PROMPT: When you come to a picture, pass over it, and set down the entries below exactly.

Data about app and page elements:
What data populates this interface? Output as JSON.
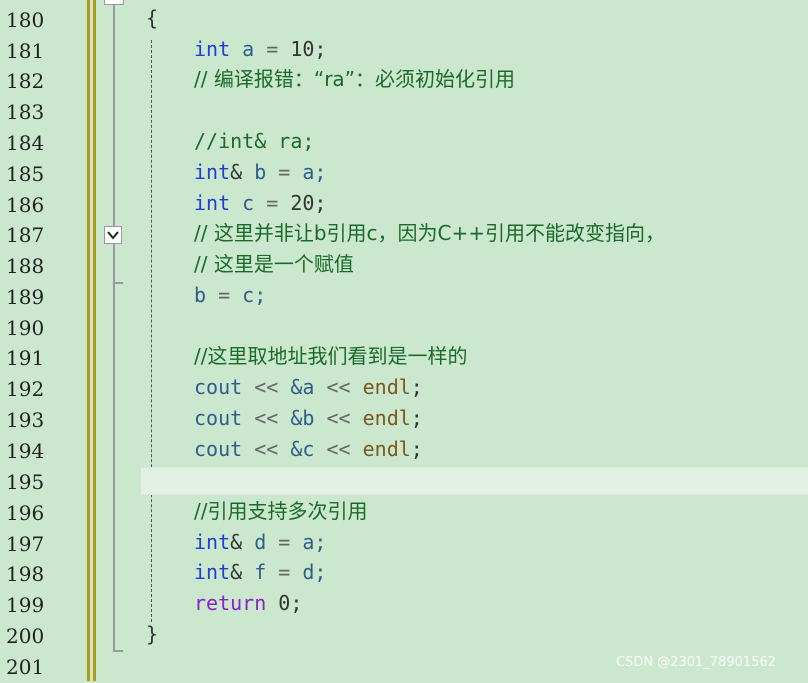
{
  "editor": {
    "line_numbers": [
      "180",
      "181",
      "182",
      "183",
      "184",
      "185",
      "186",
      "187",
      "188",
      "189",
      "190",
      "191",
      "192",
      "193",
      "194",
      "195",
      "196",
      "197",
      "198",
      "199",
      "200",
      "201"
    ],
    "lines": {
      "l180": {
        "brace_open": "{"
      },
      "l181": {
        "kw": "int",
        "rest_a": " a ",
        "op": "=",
        "rest_b": " 10;"
      },
      "l182": {
        "comment": "// 编译报错：“ra”：必须初始化引用"
      },
      "l184": {
        "comment": "//int& ra;"
      },
      "l185": {
        "kw": "int",
        "amp": "&",
        "var": " b ",
        "op": "=",
        "rest": " a;"
      },
      "l186": {
        "kw": "int",
        "rest_a": " c ",
        "op": "=",
        "rest_b": " 20;"
      },
      "l187": {
        "comment": "// 这里并非让b引用c，因为C++引用不能改变指向，"
      },
      "l188": {
        "comment": "// 这里是一个赋值"
      },
      "l189": {
        "var_b": "b",
        "op": " = ",
        "var_c": "c;"
      },
      "l191": {
        "comment": "//这里取地址我们看到是一样的"
      },
      "l192": {
        "cout": "cout ",
        "shift1": "<<",
        "addr": " &a ",
        "shift2": "<<",
        "endl": " endl",
        "semi": ";"
      },
      "l193": {
        "cout": "cout ",
        "shift1": "<<",
        "addr": " &b ",
        "shift2": "<<",
        "endl": " endl",
        "semi": ";"
      },
      "l194": {
        "cout": "cout ",
        "shift1": "<<",
        "addr": " &c ",
        "shift2": "<<",
        "endl": " endl",
        "semi": ";"
      },
      "l196": {
        "comment": "//引用支持多次引用"
      },
      "l197": {
        "kw": "int",
        "amp": "&",
        "var": " d ",
        "op": "=",
        "rest": " a;"
      },
      "l198": {
        "kw": "int",
        "amp": "&",
        "var": " f ",
        "op": "=",
        "rest": " d;"
      },
      "l199": {
        "kw": "return",
        "rest": " 0;"
      },
      "l200": {
        "brace_close": "}"
      }
    },
    "fold_box_icon": "chevron-down-icon",
    "current_line": "195"
  },
  "watermark": "CSDN @2301_78901562",
  "colors": {
    "background": "#cbe8cf",
    "keyword": "#1f3fd1",
    "return_keyword": "#8a21c4",
    "comment": "#1b6a2a",
    "gutter_marker": "#b09a1e"
  }
}
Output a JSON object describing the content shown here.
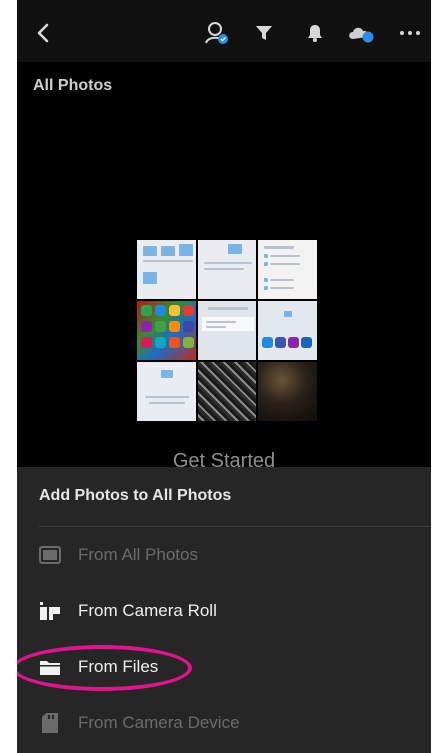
{
  "app": {
    "album_title": "All Photos",
    "empty_state": "Get Started"
  },
  "toolbar": {
    "back_icon": "chevron-left-icon",
    "search_icon": "person-search-icon",
    "filter_icon": "filter-icon",
    "notifications_icon": "bell-icon",
    "cloud_icon": "cloud-sync-icon",
    "more_icon": "more-horizontal-icon"
  },
  "sheet": {
    "title": "Add Photos to All Photos",
    "items": [
      {
        "label": "From All Photos",
        "icon": "photo-icon",
        "enabled": false
      },
      {
        "label": "From Camera Roll",
        "icon": "camera-roll-icon",
        "enabled": true
      },
      {
        "label": "From Files",
        "icon": "folder-icon",
        "enabled": true
      },
      {
        "label": "From Camera Device",
        "icon": "sd-card-icon",
        "enabled": false
      }
    ]
  },
  "colors": {
    "highlight": "#e0148e",
    "accent_blue": "#2d8ceb",
    "sheet_background": "#262626"
  }
}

OUTPUT FOR THIS EXERCISE:
What data populates this interface? Output as JSON.
{
  "editor": {
    "line_numbers": [
      "180",
      "181",
      "182",
      "183",
      "184",
      "185",
      "186",
      "187",
      "188",
      "189",
      "190",
      "191",
      "192",
      "193",
      "194",
      "195",
      "196",
      "197",
      "198",
      "199",
      "200",
      "201"
    ],
    "lines": {
      "l180": {
        "brace_open": "{"
      },
      "l181": {
        "kw": "int",
        "rest_a": " a ",
        "op": "=",
        "rest_b": " 10;"
      },
      "l182": {
        "comment": "// 编译报错：“ra”：必须初始化引用"
      },
      "l184": {
        "comment": "//int& ra;"
      },
      "l185": {
        "kw": "int",
        "amp": "&",
        "var": " b ",
        "op": "=",
        "rest": " a;"
      },
      "l186": {
        "kw": "int",
        "rest_a": " c ",
        "op": "=",
        "rest_b": " 20;"
      },
      "l187": {
        "comment": "// 这里并非让b引用c，因为C++引用不能改变指向，"
      },
      "l188": {
        "comment": "// 这里是一个赋值"
      },
      "l189": {
        "var_b": "b",
        "op": " = ",
        "var_c": "c;"
      },
      "l191": {
        "comment": "//这里取地址我们看到是一样的"
      },
      "l192": {
        "cout": "cout ",
        "shift1": "<<",
        "addr": " &a ",
        "shift2": "<<",
        "endl": " endl",
        "semi": ";"
      },
      "l193": {
        "cout": "cout ",
        "shift1": "<<",
        "addr": " &b ",
        "shift2": "<<",
        "endl": " endl",
        "semi": ";"
      },
      "l194": {
        "cout": "cout ",
        "shift1": "<<",
        "addr": " &c ",
        "shift2": "<<",
        "endl": " endl",
        "semi": ";"
      },
      "l196": {
        "comment": "//引用支持多次引用"
      },
      "l197": {
        "kw": "int",
        "amp": "&",
        "var": " d ",
        "op": "=",
        "rest": " a;"
      },
      "l198": {
        "kw": "int",
        "amp": "&",
        "var": " f ",
        "op": "=",
        "rest": " d;"
      },
      "l199": {
        "kw": "return",
        "rest": " 0;"
      },
      "l200": {
        "brace_close": "}"
      }
    },
    "fold_box_icon": "chevron-down-icon",
    "current_line": "195"
  },
  "watermark": "CSDN @2301_78901562",
  "colors": {
    "background": "#cbe8cf",
    "keyword": "#1f3fd1",
    "return_keyword": "#8a21c4",
    "comment": "#1b6a2a",
    "gutter_marker": "#b09a1e"
  }
}
Output a JSON object describing the content shown here.
{
  "app": {
    "album_title": "All Photos",
    "empty_state": "Get Started"
  },
  "toolbar": {
    "back_icon": "chevron-left-icon",
    "search_icon": "person-search-icon",
    "filter_icon": "filter-icon",
    "notifications_icon": "bell-icon",
    "cloud_icon": "cloud-sync-icon",
    "more_icon": "more-horizontal-icon"
  },
  "sheet": {
    "title": "Add Photos to All Photos",
    "items": [
      {
        "label": "From All Photos",
        "icon": "photo-icon",
        "enabled": false
      },
      {
        "label": "From Camera Roll",
        "icon": "camera-roll-icon",
        "enabled": true
      },
      {
        "label": "From Files",
        "icon": "folder-icon",
        "enabled": true
      },
      {
        "label": "From Camera Device",
        "icon": "sd-card-icon",
        "enabled": false
      }
    ]
  },
  "colors": {
    "highlight": "#e0148e",
    "accent_blue": "#2d8ceb",
    "sheet_background": "#262626"
  }
}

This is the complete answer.